Excerpts from an interface dataset
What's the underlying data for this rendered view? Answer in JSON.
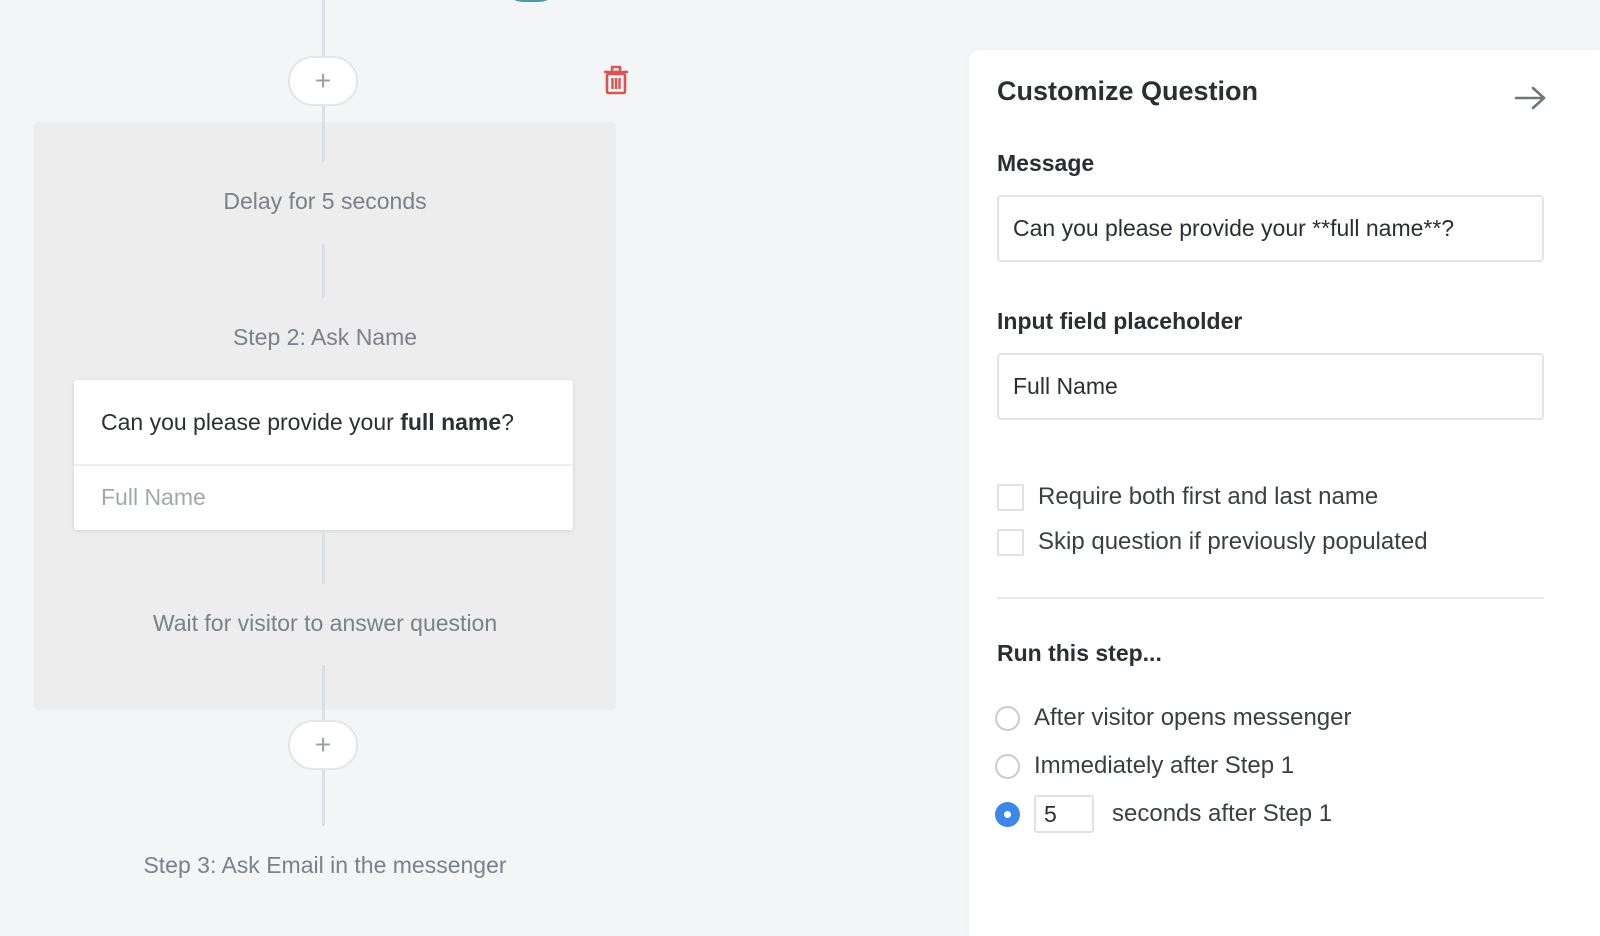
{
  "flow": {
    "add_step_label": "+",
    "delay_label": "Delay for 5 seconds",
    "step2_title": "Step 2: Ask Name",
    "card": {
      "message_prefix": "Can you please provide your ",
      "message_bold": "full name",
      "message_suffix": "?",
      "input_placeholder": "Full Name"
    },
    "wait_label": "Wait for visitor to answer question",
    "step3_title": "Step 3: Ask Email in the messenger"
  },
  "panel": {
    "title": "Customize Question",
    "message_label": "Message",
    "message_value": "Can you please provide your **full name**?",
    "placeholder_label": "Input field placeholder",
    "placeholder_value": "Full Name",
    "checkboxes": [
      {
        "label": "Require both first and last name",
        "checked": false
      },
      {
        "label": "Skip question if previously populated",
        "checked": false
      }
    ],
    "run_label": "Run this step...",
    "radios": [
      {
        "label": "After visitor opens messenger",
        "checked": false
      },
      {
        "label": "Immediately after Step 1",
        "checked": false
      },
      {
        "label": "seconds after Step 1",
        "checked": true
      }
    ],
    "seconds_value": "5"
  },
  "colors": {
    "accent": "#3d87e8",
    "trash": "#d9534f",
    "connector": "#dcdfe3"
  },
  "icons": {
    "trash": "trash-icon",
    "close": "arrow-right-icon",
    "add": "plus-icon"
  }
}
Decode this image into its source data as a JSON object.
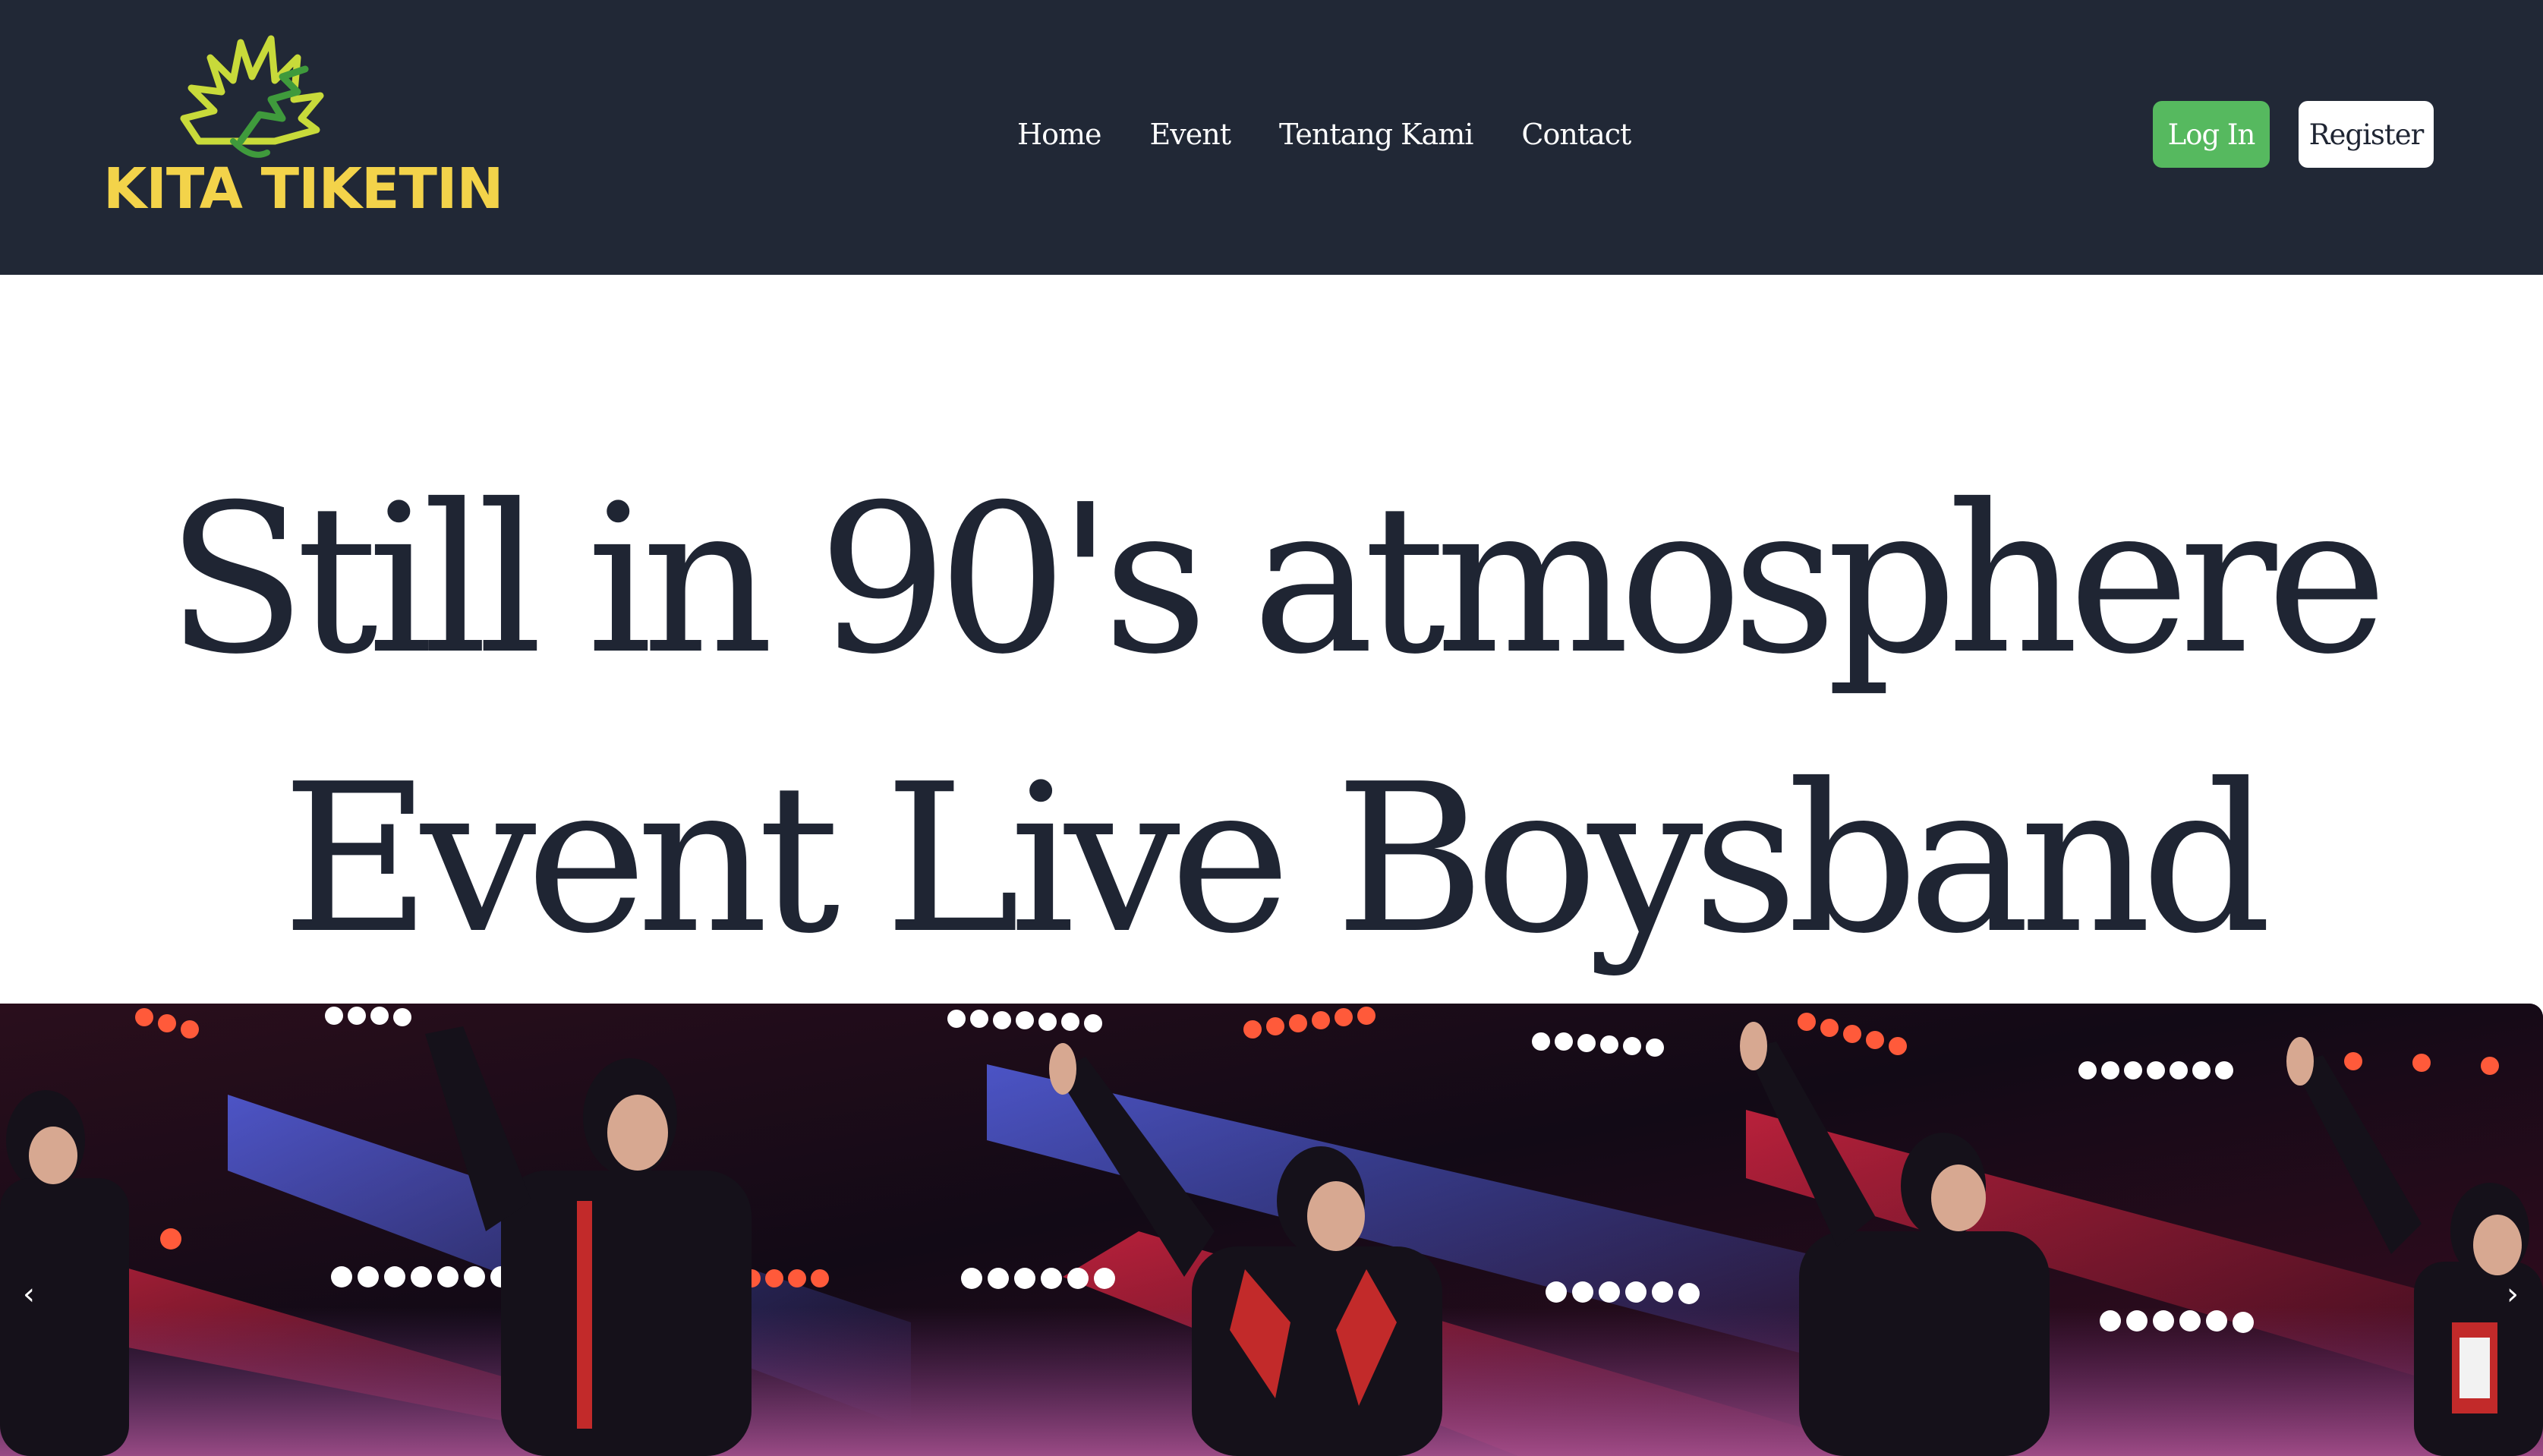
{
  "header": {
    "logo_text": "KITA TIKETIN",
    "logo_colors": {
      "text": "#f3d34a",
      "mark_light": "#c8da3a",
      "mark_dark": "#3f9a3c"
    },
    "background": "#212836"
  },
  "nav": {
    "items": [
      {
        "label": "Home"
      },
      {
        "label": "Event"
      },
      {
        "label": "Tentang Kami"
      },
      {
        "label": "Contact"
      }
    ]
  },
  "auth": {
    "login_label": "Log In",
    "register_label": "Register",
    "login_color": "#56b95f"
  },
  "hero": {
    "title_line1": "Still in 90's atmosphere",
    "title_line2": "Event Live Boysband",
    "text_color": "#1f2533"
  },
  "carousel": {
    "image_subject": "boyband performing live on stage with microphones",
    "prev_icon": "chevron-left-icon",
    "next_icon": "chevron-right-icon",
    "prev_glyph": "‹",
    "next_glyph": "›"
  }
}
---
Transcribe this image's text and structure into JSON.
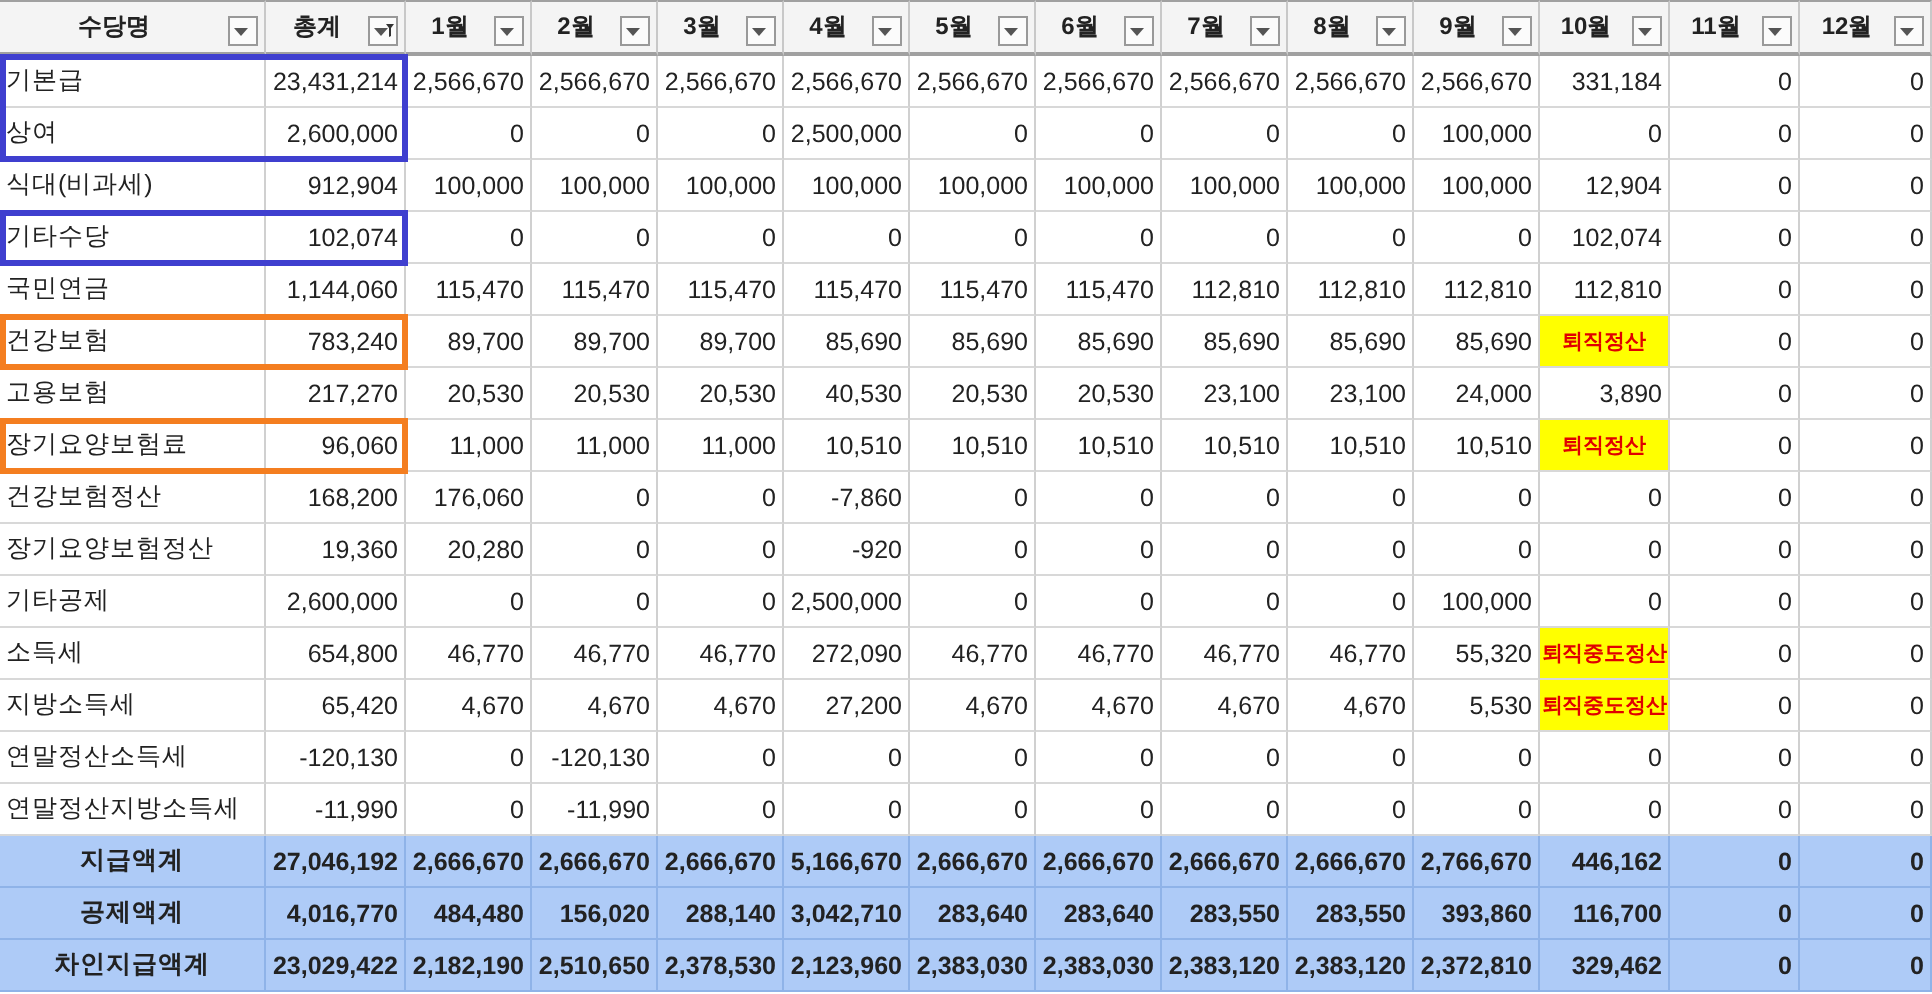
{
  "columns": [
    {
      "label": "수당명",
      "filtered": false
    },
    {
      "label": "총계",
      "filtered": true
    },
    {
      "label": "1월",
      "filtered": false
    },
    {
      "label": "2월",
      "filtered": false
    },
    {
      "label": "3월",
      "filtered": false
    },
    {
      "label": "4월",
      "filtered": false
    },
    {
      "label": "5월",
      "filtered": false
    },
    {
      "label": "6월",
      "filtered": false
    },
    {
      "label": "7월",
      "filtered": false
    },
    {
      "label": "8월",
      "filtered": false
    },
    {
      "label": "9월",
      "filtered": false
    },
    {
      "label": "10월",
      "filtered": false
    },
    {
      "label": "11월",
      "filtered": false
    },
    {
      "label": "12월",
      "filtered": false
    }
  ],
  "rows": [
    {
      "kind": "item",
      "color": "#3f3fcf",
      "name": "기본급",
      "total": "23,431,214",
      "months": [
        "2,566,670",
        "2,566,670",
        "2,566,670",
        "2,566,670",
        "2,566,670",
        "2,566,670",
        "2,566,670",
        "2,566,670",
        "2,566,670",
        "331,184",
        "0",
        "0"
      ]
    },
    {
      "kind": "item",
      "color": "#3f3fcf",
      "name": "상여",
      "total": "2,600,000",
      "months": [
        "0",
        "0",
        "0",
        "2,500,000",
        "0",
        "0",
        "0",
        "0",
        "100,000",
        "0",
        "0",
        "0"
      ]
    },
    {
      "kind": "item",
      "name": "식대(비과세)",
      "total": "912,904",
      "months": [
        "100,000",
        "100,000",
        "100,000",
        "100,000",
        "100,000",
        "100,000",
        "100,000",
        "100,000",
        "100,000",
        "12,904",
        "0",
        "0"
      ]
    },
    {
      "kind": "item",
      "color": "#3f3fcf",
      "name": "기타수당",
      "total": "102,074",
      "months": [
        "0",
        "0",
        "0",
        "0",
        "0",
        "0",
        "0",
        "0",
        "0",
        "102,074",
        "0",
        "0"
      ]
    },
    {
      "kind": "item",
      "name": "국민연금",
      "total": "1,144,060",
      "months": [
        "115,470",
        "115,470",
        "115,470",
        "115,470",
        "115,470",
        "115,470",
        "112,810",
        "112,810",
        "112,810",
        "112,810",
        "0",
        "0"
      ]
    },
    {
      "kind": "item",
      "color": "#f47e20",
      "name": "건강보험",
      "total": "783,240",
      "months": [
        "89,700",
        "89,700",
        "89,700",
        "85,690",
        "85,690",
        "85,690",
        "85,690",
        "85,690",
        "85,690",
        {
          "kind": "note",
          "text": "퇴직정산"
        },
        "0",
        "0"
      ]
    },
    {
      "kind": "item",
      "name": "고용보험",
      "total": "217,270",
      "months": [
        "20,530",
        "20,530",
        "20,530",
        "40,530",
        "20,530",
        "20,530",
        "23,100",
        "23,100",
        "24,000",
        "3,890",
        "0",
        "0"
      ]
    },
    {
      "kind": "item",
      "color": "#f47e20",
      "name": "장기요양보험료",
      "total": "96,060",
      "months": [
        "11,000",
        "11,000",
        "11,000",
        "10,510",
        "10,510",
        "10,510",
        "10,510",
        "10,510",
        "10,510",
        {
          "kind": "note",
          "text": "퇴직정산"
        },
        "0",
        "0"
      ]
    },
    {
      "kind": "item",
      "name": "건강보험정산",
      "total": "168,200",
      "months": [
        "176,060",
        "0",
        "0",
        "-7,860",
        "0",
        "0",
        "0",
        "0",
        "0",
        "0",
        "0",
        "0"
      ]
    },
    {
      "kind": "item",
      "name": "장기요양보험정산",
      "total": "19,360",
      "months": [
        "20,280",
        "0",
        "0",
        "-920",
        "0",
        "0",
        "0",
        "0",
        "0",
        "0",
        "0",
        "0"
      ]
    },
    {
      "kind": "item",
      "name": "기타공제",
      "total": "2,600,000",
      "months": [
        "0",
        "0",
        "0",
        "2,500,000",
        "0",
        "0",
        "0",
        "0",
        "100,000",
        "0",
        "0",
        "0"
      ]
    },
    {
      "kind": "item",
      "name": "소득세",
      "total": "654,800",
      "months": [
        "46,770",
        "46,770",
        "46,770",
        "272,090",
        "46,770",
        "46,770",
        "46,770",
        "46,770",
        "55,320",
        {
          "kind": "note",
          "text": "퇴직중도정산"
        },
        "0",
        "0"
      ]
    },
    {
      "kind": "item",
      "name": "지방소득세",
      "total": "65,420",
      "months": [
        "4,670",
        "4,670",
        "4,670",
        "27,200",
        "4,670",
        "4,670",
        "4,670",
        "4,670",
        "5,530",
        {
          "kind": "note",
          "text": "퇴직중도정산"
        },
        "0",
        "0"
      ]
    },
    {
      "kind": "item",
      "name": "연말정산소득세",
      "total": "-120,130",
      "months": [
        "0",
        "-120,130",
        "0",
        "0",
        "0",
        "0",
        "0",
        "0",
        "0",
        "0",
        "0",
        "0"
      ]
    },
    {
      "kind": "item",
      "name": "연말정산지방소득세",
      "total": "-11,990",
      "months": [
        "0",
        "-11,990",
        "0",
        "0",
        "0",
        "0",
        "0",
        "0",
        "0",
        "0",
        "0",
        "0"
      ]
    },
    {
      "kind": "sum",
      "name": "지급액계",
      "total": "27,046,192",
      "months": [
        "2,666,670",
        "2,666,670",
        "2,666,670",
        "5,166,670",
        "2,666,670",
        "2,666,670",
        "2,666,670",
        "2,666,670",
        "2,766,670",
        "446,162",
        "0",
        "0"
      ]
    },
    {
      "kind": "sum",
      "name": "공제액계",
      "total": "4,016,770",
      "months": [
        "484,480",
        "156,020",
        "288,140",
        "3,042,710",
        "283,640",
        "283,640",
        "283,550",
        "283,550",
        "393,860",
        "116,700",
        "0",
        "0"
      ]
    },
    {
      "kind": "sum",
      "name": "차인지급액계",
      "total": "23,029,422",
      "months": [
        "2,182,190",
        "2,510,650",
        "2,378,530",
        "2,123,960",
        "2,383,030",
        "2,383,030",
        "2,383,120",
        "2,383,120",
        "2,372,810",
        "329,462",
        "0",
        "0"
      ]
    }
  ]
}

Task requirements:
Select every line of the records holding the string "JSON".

Finished task:
What's the underlying data for this rendered view? Answer in JSON.
Decode this image into its source data as a JSON object.
Transcribe this image's text and structure into JSON.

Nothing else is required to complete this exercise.